When is it good to be flexible?
November 06, 2012
Most frogs in the world lay their eggs in water. But some tropical frogs also lay their eggs out of water, protecting them from aquatic predators such as fish and tadpoles, but increasing their risk of drying out. Justin Touchon, post-doctoral fellow at STRI, discovered that climate change in Panama may be altering frogs' course of evolution.
By analyzing rainfall data from the Panama Canal Authority, Touchon discovered that rainfall patterns are changing. “Over the past four decades, rainfall has become more sporadic during the wet season,” said Touchon. “The number of rainy days decreased and the number of gaps between storms increased.”
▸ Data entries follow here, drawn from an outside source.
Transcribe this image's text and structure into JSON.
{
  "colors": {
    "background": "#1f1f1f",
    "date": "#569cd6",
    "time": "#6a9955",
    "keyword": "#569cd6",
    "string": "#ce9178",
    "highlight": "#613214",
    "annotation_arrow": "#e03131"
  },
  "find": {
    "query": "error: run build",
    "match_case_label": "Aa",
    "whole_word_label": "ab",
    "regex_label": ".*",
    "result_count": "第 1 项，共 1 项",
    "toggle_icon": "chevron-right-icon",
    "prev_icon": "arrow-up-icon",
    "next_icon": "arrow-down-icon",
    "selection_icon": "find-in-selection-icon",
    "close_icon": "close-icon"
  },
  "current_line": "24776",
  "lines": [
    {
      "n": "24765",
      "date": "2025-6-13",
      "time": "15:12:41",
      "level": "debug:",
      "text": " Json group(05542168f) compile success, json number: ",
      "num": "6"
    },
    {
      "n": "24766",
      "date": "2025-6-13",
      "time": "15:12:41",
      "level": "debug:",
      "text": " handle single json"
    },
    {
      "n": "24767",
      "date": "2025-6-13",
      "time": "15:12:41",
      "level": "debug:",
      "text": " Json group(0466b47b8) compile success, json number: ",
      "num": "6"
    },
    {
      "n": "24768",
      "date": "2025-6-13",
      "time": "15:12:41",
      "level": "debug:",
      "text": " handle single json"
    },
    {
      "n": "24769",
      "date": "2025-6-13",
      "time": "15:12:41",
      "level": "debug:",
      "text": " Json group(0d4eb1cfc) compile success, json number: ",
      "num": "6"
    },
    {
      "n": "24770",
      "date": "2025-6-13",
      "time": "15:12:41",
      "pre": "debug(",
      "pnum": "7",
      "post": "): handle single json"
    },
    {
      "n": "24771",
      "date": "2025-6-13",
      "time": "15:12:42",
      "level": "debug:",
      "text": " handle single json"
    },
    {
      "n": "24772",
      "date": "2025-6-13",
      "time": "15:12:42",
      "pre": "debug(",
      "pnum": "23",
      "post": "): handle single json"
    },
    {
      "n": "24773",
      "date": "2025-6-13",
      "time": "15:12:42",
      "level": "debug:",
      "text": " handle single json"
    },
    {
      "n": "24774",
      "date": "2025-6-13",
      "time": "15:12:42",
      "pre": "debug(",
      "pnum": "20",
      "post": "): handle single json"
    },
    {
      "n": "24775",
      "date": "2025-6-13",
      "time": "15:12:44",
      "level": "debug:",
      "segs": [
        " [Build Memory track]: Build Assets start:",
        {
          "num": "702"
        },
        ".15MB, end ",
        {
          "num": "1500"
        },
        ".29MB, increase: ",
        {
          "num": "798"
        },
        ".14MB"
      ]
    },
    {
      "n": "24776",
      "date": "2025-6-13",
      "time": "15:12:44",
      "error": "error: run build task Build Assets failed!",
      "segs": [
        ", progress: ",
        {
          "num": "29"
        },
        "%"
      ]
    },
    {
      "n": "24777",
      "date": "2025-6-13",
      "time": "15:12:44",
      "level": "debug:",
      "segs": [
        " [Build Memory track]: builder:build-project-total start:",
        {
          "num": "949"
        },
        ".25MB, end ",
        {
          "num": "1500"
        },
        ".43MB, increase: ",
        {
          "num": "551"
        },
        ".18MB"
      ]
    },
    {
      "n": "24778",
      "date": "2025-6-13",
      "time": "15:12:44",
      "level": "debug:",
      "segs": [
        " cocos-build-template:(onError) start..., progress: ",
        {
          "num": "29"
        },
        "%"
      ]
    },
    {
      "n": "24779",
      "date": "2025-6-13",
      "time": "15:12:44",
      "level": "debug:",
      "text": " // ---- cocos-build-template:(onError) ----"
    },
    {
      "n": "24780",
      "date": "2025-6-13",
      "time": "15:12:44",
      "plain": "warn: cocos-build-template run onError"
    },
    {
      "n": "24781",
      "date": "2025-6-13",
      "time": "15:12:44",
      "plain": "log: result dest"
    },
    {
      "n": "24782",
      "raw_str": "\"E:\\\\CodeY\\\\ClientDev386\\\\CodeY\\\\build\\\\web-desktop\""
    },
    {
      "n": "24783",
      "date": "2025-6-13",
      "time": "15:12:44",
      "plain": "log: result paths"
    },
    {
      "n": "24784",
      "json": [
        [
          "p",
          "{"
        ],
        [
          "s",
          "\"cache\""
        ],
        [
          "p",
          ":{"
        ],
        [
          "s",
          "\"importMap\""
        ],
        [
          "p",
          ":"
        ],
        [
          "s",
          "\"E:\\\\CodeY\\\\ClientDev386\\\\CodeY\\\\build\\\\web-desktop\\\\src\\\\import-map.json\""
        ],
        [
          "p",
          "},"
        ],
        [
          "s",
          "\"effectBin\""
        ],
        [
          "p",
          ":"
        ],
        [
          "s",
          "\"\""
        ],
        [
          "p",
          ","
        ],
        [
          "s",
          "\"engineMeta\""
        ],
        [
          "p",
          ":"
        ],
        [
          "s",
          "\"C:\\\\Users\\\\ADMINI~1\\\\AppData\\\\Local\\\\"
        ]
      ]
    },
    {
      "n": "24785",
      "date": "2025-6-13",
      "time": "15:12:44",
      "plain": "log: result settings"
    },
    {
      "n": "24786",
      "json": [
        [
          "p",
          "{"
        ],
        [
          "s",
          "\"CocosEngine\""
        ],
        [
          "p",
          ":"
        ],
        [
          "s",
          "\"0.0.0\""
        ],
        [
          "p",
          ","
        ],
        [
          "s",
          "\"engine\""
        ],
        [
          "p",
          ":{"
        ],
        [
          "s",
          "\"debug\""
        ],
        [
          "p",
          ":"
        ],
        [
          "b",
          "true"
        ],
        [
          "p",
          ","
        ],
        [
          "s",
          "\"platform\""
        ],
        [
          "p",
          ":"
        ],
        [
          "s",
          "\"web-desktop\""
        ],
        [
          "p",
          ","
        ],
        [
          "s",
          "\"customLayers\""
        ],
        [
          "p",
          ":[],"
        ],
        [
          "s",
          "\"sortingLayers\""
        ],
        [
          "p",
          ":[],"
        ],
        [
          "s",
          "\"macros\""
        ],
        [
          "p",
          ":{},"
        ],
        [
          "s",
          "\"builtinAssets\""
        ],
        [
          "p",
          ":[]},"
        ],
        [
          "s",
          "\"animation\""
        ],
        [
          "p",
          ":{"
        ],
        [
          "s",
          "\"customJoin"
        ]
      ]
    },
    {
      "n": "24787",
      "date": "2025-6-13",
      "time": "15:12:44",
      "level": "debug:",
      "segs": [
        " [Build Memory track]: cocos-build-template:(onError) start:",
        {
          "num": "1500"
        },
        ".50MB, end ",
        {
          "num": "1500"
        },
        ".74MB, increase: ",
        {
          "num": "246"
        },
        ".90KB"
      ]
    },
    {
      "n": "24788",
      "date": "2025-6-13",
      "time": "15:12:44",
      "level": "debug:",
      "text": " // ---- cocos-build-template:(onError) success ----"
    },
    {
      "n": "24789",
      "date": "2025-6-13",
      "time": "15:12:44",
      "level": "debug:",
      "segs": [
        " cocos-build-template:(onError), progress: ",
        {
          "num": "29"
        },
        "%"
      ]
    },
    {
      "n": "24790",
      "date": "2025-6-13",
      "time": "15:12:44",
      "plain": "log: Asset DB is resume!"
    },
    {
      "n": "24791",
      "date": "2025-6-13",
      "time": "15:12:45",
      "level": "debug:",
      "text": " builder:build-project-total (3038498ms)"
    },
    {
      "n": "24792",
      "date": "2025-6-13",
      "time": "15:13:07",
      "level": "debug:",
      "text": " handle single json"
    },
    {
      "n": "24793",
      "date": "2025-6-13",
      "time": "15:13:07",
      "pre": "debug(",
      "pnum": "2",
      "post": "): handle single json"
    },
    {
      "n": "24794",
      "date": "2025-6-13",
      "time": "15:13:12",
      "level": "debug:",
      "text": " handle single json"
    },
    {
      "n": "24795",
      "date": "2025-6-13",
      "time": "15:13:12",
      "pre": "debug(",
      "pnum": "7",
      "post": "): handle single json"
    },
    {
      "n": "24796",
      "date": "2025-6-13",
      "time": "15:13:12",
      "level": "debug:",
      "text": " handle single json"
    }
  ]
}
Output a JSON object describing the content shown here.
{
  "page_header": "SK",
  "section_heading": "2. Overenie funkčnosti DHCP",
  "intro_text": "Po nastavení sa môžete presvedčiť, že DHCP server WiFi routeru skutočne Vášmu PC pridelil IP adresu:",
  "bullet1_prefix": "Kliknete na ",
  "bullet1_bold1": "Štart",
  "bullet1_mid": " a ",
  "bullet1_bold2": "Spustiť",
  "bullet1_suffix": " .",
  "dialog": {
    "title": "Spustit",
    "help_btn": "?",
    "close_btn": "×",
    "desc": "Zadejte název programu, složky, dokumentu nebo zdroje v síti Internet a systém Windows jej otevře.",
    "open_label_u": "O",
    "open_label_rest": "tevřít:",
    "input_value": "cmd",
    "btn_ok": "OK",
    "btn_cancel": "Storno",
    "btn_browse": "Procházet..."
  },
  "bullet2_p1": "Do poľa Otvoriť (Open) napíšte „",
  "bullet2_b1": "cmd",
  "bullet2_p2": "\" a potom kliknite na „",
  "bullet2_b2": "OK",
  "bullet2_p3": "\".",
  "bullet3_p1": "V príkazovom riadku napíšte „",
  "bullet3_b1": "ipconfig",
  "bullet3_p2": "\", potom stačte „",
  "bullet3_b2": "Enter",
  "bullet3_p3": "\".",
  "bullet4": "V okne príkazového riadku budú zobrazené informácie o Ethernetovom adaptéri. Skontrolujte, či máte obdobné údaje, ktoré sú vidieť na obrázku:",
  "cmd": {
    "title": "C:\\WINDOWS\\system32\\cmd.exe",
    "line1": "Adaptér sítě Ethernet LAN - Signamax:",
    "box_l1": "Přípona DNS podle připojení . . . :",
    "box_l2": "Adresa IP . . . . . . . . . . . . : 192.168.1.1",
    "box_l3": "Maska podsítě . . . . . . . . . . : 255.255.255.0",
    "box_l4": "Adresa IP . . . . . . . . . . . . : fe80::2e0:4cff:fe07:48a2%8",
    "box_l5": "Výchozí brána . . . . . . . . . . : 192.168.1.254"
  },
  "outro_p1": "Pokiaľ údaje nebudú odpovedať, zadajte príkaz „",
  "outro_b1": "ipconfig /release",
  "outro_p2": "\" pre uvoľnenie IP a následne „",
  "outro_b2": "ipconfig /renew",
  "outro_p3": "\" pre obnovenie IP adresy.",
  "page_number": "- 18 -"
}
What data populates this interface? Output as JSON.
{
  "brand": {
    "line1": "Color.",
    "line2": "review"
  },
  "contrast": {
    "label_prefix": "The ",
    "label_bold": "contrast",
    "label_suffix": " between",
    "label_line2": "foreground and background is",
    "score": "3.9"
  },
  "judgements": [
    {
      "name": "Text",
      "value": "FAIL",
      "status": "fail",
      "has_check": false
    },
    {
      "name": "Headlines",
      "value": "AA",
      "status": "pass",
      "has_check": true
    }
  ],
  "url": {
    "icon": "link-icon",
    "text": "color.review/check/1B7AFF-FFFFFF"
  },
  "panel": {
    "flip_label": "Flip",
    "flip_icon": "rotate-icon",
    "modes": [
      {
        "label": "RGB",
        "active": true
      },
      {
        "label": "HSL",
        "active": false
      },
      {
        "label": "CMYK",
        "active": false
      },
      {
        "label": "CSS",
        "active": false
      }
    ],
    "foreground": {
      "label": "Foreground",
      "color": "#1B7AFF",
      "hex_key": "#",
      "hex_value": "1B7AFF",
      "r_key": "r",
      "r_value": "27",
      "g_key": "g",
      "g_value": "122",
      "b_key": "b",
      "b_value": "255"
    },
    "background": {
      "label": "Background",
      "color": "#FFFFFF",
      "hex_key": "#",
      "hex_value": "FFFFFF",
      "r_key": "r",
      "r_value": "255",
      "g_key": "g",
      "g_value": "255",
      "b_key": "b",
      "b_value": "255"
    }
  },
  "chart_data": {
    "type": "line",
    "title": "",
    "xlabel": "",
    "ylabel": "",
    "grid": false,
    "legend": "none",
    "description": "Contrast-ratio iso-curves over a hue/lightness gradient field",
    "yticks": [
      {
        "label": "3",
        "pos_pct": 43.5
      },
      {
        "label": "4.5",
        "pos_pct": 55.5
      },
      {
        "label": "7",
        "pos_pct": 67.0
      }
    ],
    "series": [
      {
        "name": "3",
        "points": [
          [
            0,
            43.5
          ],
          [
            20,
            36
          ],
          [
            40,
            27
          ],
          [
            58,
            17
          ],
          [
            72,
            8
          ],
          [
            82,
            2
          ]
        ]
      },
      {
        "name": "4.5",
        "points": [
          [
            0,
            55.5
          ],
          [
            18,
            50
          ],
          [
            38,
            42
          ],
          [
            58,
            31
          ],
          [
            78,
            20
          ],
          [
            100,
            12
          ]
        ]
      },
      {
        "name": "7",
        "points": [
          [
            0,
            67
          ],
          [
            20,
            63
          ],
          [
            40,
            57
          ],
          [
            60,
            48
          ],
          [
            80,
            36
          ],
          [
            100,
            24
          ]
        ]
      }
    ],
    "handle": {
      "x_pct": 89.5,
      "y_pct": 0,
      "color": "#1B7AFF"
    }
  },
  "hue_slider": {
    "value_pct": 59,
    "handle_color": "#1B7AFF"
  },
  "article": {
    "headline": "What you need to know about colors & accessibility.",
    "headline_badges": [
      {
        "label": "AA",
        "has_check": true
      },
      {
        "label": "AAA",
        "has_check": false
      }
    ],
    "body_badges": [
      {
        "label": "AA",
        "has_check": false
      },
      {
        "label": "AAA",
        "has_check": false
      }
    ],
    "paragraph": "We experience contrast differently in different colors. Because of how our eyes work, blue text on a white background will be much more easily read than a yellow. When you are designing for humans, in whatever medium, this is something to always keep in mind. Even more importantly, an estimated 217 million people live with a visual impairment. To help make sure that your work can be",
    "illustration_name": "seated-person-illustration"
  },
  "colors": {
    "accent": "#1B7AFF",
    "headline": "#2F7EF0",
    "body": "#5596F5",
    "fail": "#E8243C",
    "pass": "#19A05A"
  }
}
Eggs of the pantless treefrog, Dendropsophus ebraccatus, are extremely susceptible to drying. As weather patterns changed, the advantage of laying eggs out of water has decreased, not only for this species but potentially for many species. “Pantless treefrogs switch between laying eggs in water or on leaves,” said Touchon. “Being flexible gives them options, and allows them to make decisions that increase the survival of their offspring.”